> **Provided data**
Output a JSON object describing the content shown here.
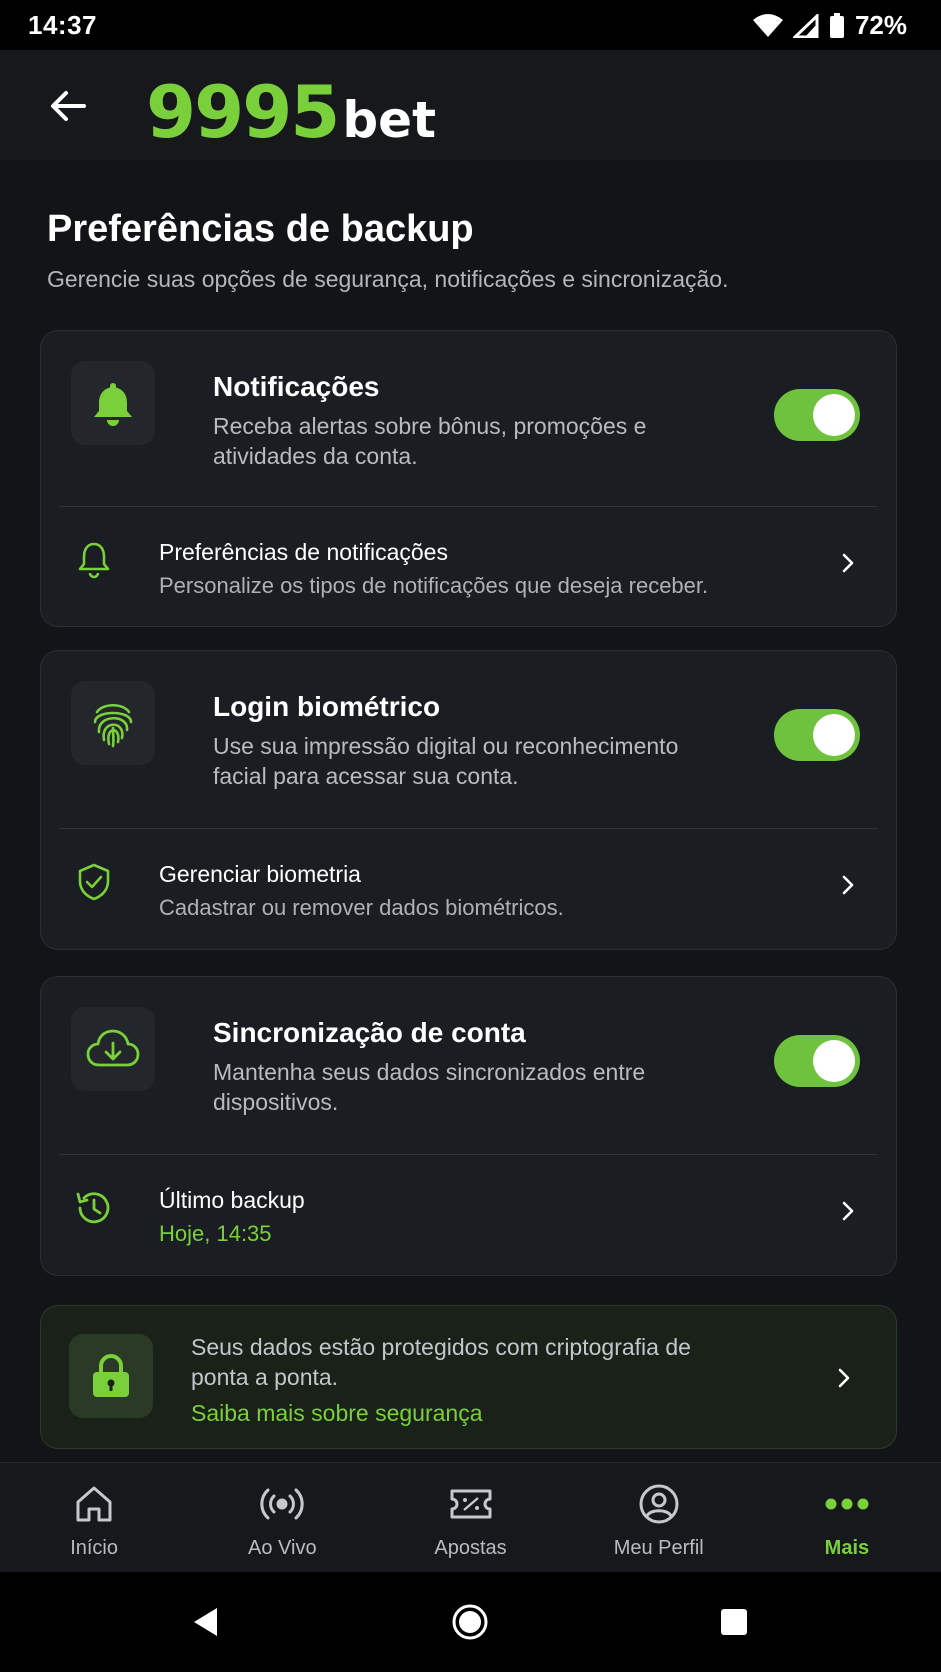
{
  "status_bar": {
    "time": "14:37",
    "battery": "72%"
  },
  "header": {
    "logo_number": "9995",
    "logo_text": "bet"
  },
  "page": {
    "title": "Preferências de backup",
    "subtitle": "Gerencie suas opções de segurança, notificações e sincronização."
  },
  "cards": [
    {
      "title": "Notificações",
      "description": "Receba alertas sobre bônus, promoções e atividades da conta.",
      "toggle_on": true,
      "row_title": "Preferências de notificações",
      "row_subtitle": "Personalize os tipos de notificações que deseja receber."
    },
    {
      "title": "Login biométrico",
      "description": "Use sua impressão digital ou reconhecimento facial para acessar sua conta.",
      "toggle_on": true,
      "row_title": "Gerenciar biometria",
      "row_subtitle": "Cadastrar ou remover dados biométricos."
    },
    {
      "title": "Sincronização de conta",
      "description": "Mantenha seus dados sincronizados entre dispositivos.",
      "toggle_on": true,
      "row_title": "Último backup",
      "row_subtitle": "Hoje, 14:35"
    }
  ],
  "security_banner": {
    "text": "Seus dados estão protegidos com criptografia de ponta a ponta.",
    "link": "Saiba mais sobre segurança"
  },
  "bottom_nav": [
    {
      "label": "Início",
      "icon": "home-icon"
    },
    {
      "label": "Ao Vivo",
      "icon": "live-icon"
    },
    {
      "label": "Apostas",
      "icon": "ticket-icon"
    },
    {
      "label": "Meu Perfil",
      "icon": "profile-icon"
    },
    {
      "label": "Mais",
      "icon": "more-icon",
      "active": true
    }
  ],
  "colors": {
    "accent": "#7ad03a",
    "toggle": "#6fc23d",
    "background": "#121417",
    "card": "#1a1d21"
  }
}
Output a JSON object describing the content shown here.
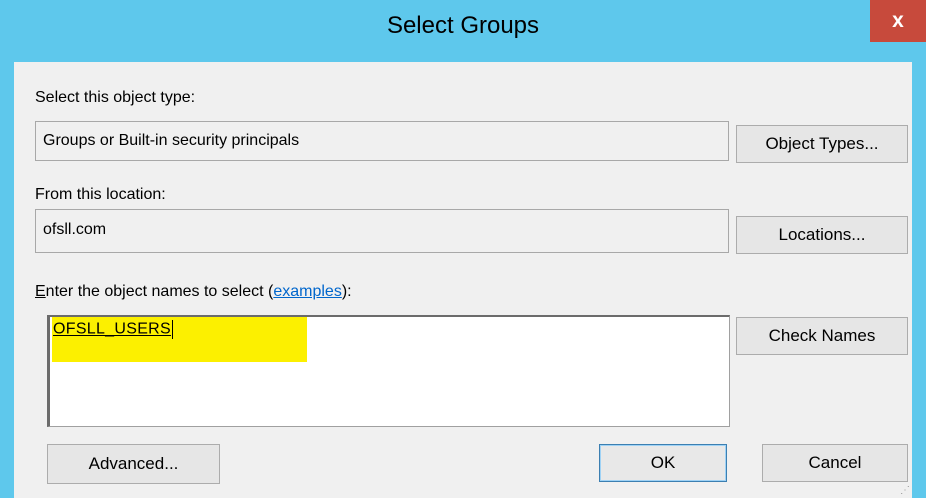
{
  "window": {
    "title": "Select Groups",
    "close_glyph": "x"
  },
  "object_type": {
    "label": "Select this object type:",
    "value": "Groups or Built-in security principals",
    "button": "Object Types..."
  },
  "location": {
    "label": "From this location:",
    "value": "ofsll.com",
    "button": "Locations..."
  },
  "names": {
    "label_prefix": "nter the object names to select (",
    "label_accel": "E",
    "link": "examples",
    "label_suffix": "):",
    "value": "OFSLL_USERS",
    "button": "Check Names"
  },
  "footer": {
    "advanced": "Advanced...",
    "ok": "OK",
    "cancel": "Cancel"
  },
  "colors": {
    "titlebar": "#5ec8ec",
    "close": "#c74a3c",
    "highlight": "#fcf000",
    "link": "#0066cc"
  }
}
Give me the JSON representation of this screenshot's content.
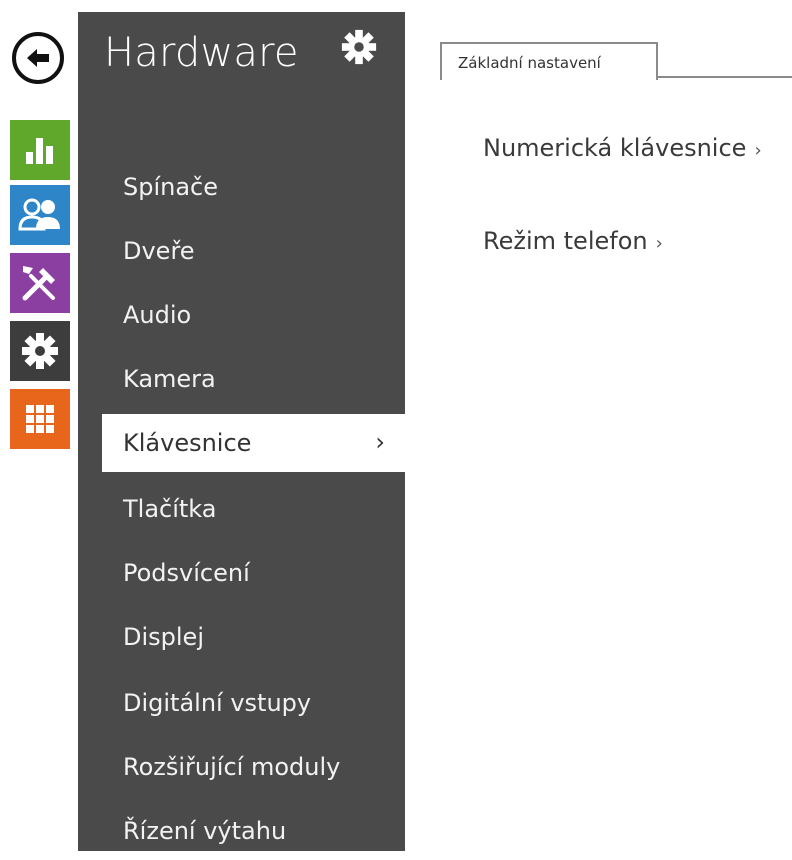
{
  "rail": {
    "items": [
      {
        "icon": "back-arrow-icon"
      },
      {
        "icon": "status-chart-icon",
        "color": "#5fa82c"
      },
      {
        "icon": "users-icon",
        "color": "#2e86c8"
      },
      {
        "icon": "tools-icon",
        "color": "#8b3fa0"
      },
      {
        "icon": "gear-icon",
        "color": "#3d3d3d"
      },
      {
        "icon": "grid-icon",
        "color": "#e8661b"
      }
    ]
  },
  "menu": {
    "title": "Hardware",
    "background": "#4a4a4a",
    "items": [
      {
        "label": "Spínače"
      },
      {
        "label": "Dveře"
      },
      {
        "label": "Audio"
      },
      {
        "label": "Kamera"
      },
      {
        "label": "Klávesnice",
        "chevron": "›",
        "active": true
      },
      {
        "label": "Tlačítka"
      },
      {
        "label": "Podsvícení"
      },
      {
        "label": "Displej"
      },
      {
        "label": "Digitální vstupy"
      },
      {
        "label": "Rozšiřující moduly"
      },
      {
        "label": "Řízení výtahu"
      }
    ]
  },
  "tabs": [
    {
      "label": "Základní nastavení",
      "active": true
    }
  ],
  "content": {
    "links": [
      {
        "label": "Numerická klávesnice",
        "arrow": "›"
      },
      {
        "label": "Režim telefon",
        "arrow": "›"
      }
    ]
  }
}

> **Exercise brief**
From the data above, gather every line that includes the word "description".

> **Solved problem**
      "description": "Receba alertas sobre bônus, promoções e atividades da conta.",
      "description": "Use sua impressão digital ou reconhecimento facial para acessar sua conta.",
      "description": "Mantenha seus dados sincronizados entre dispositivos.",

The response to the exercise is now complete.